DATA EXTRACTS —
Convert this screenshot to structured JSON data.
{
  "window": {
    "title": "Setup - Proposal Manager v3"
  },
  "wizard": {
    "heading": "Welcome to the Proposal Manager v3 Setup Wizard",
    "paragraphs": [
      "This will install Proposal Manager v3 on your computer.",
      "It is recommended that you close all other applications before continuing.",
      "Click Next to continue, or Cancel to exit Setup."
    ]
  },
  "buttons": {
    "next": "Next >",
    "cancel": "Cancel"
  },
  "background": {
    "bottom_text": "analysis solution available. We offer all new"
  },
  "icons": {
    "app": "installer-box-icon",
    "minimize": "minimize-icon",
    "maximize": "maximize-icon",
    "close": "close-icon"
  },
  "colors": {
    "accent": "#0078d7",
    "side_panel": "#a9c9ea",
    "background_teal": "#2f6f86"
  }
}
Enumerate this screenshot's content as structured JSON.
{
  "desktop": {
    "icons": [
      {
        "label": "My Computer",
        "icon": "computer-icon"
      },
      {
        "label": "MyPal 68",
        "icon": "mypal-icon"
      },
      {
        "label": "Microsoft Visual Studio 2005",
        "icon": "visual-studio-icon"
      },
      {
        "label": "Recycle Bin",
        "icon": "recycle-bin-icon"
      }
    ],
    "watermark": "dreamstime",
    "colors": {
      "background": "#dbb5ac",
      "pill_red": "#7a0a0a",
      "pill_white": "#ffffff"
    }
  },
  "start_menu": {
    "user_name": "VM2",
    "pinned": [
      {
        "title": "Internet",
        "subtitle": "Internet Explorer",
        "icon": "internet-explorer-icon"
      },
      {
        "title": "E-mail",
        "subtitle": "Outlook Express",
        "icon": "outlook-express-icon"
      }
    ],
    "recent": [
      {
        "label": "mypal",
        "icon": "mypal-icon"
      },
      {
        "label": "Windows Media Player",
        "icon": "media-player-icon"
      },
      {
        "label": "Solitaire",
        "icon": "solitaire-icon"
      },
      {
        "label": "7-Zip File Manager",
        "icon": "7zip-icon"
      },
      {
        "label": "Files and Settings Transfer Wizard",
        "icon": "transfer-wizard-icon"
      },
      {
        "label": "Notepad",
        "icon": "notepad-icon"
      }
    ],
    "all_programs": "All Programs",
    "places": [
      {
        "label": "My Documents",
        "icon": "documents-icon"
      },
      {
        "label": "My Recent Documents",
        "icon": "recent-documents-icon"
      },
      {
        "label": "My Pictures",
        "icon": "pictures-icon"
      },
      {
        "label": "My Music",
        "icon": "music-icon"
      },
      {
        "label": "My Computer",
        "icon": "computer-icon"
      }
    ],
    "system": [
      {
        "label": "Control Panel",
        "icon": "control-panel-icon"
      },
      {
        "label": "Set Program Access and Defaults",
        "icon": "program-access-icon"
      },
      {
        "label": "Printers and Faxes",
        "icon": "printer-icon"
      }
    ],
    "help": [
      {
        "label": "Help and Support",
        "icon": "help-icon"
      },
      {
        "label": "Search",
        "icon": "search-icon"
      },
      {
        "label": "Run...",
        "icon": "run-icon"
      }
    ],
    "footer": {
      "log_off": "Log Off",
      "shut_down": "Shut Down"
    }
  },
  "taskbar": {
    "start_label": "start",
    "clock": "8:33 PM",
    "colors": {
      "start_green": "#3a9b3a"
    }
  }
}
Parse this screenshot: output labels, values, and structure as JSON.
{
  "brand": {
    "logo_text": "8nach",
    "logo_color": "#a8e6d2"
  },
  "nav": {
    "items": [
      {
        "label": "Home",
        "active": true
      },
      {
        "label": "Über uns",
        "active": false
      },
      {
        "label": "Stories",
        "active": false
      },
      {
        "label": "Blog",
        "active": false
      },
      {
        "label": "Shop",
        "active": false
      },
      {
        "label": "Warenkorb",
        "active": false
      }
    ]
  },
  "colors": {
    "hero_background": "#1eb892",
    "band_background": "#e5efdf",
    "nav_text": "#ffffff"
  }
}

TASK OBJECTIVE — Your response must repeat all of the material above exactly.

TASK RESPONSE —
Convert this screenshot to structured JSON data.
{
  "window": {
    "title": "Setup - Proposal Manager v3"
  },
  "wizard": {
    "heading": "Welcome to the Proposal Manager v3 Setup Wizard",
    "paragraphs": [
      "This will install Proposal Manager v3 on your computer.",
      "It is recommended that you close all other applications before continuing.",
      "Click Next to continue, or Cancel to exit Setup."
    ]
  },
  "buttons": {
    "next": "Next >",
    "cancel": "Cancel"
  },
  "background": {
    "bottom_text": "analysis solution available. We offer all new"
  },
  "icons": {
    "app": "installer-box-icon",
    "minimize": "minimize-icon",
    "maximize": "maximize-icon",
    "close": "close-icon"
  },
  "colors": {
    "accent": "#0078d7",
    "side_panel": "#a9c9ea",
    "background_teal": "#2f6f86"
  }
}
Enumerate this screenshot's content as structured JSON.
{
  "desktop": {
    "icons": [
      {
        "label": "My Computer",
        "icon": "computer-icon"
      },
      {
        "label": "MyPal 68",
        "icon": "mypal-icon"
      },
      {
        "label": "Microsoft Visual Studio 2005",
        "icon": "visual-studio-icon"
      },
      {
        "label": "Recycle Bin",
        "icon": "recycle-bin-icon"
      }
    ],
    "watermark": "dreamstime",
    "colors": {
      "background": "#dbb5ac",
      "pill_red": "#7a0a0a",
      "pill_white": "#ffffff"
    }
  },
  "start_menu": {
    "user_name": "VM2",
    "pinned": [
      {
        "title": "Internet",
        "subtitle": "Internet Explorer",
        "icon": "internet-explorer-icon"
      },
      {
        "title": "E-mail",
        "subtitle": "Outlook Express",
        "icon": "outlook-express-icon"
      }
    ],
    "recent": [
      {
        "label": "mypal",
        "icon": "mypal-icon"
      },
      {
        "label": "Windows Media Player",
        "icon": "media-player-icon"
      },
      {
        "label": "Solitaire",
        "icon": "solitaire-icon"
      },
      {
        "label": "7-Zip File Manager",
        "icon": "7zip-icon"
      },
      {
        "label": "Files and Settings Transfer Wizard",
        "icon": "transfer-wizard-icon"
      },
      {
        "label": "Notepad",
        "icon": "notepad-icon"
      }
    ],
    "all_programs": "All Programs",
    "places": [
      {
        "label": "My Documents",
        "icon": "documents-icon"
      },
      {
        "label": "My Recent Documents",
        "icon": "recent-documents-icon"
      },
      {
        "label": "My Pictures",
        "icon": "pictures-icon"
      },
      {
        "label": "My Music",
        "icon": "music-icon"
      },
      {
        "label": "My Computer",
        "icon": "computer-icon"
      }
    ],
    "system": [
      {
        "label": "Control Panel",
        "icon": "control-panel-icon"
      },
      {
        "label": "Set Program Access and Defaults",
        "icon": "program-access-icon"
      },
      {
        "label": "Printers and Faxes",
        "icon": "printer-icon"
      }
    ],
    "help": [
      {
        "label": "Help and Support",
        "icon": "help-icon"
      },
      {
        "label": "Search",
        "icon": "search-icon"
      },
      {
        "label": "Run...",
        "icon": "run-icon"
      }
    ],
    "footer": {
      "log_off": "Log Off",
      "shut_down": "Shut Down"
    }
  },
  "taskbar": {
    "start_label": "start",
    "clock": "8:33 PM",
    "colors": {
      "start_green": "#3a9b3a"
    }
  }
}
Parse this screenshot: output labels, values, and structure as JSON.
{
  "brand": {
    "logo_text": "8nach",
    "logo_color": "#a8e6d2"
  },
  "nav": {
    "items": [
      {
        "label": "Home",
        "active": true
      },
      {
        "label": "Über uns",
        "active": false
      },
      {
        "label": "Stories",
        "active": false
      },
      {
        "label": "Blog",
        "active": false
      },
      {
        "label": "Shop",
        "active": false
      },
      {
        "label": "Warenkorb",
        "active": false
      }
    ]
  },
  "colors": {
    "hero_background": "#1eb892",
    "band_background": "#e5efdf",
    "nav_text": "#ffffff"
  }
}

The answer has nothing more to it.